Fortunately, more effective means of condensate removal are available. Instead of draining, the water can be evaporated by utilizing the heat from the hot gas after it has been compressed. The condensate is fed to a pan at the bottom of the air conditioner. The hot compressor discharge tubing is routed through this pan and evaporates the water. At the same time, this cools the hot gas in the tubing, increasing the efficiency of the air conditioner.
Naturally occurring condensation normally occurs at night or during cool weather when the air conditioner is not running. This can be eliminated by installing an air conditioner equipped with a heater, or a thermostatically controlled panel heater inside the enclosure, and circulating warm air through the enclosure.

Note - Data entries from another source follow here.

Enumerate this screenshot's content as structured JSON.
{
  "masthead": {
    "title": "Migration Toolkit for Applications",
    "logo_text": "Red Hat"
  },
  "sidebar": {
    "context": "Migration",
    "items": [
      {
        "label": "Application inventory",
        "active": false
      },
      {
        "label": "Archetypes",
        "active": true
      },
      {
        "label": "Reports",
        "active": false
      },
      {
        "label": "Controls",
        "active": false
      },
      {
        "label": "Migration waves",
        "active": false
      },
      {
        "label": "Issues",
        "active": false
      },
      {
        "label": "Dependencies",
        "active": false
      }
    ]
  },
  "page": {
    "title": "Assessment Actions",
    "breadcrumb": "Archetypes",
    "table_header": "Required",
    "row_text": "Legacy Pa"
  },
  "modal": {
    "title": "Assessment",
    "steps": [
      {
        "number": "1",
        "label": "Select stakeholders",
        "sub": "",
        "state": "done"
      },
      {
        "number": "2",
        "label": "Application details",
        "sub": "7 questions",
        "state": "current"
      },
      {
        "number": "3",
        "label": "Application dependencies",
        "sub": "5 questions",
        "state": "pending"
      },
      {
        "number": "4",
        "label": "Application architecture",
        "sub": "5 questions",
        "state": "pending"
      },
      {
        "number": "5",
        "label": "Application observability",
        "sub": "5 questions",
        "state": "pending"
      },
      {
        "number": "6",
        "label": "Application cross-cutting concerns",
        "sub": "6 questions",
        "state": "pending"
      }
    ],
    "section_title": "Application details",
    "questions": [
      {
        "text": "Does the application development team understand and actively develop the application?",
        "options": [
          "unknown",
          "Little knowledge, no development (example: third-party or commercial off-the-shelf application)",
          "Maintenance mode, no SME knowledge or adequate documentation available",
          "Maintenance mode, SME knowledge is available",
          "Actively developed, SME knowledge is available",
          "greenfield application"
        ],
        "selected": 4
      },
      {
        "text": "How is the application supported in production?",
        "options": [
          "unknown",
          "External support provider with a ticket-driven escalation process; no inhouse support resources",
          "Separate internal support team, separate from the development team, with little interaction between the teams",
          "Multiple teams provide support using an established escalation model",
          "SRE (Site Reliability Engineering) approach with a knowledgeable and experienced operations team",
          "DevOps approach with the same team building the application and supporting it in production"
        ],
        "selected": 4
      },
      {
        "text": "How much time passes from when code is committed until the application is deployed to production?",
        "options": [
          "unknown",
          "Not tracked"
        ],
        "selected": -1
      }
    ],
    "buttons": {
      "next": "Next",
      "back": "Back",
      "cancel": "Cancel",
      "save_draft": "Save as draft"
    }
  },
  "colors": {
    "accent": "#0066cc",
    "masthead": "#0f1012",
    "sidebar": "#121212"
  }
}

Benefits of Condensate Removal
The provision of condensate evaporation with hot refrigeration tubing and the incorporation of panel heating have several tangible benefits:
- No water discharge: No water is discharged from the enclosure. This removes the risk of wet or slippery floors or the need to provide special drainage sumps for disposing of the water. This is safer and reduces the installation cost.
- No moisture forms on electrical equipment: The electrical equipment remains dry at all times, avoiding the risk of equipment damage and eliminating the risk of an electrical short-circuit or flashover due to moisture.
- Prevents corrosion: The electrical enclosure always remains dry and corrosion of the panel, conduit and metal components is avoided.
- Lower costs: Overall costs are lower. The enclosure air conditioner runs more efficiently because the cooling effect of the condensate reduces the back pressure on the compressor. Consequently, the air conditioner’s power consumption is reduced. The electrical enclosure and electrical equipment lasts longer because damaging corrosion and condensation is avoided. There is no need to provide expensive water drainage facilities for the condensate.
Thermal Edge Condensate Evaporation Is Standard
Condensate evaporation is a standard feature on all Thermal Edge enclosure air conditioners and is provided at no extra cost. Other standard energy saving features include the use of a thermal expansion valve instead of a capillary tube and a programmable digital controller with adjustable set point.
If you need more effective condensation management with your enclosure air conditioners, contact our National Sales Team and discover how we can solve your enclosure air conditioning problems.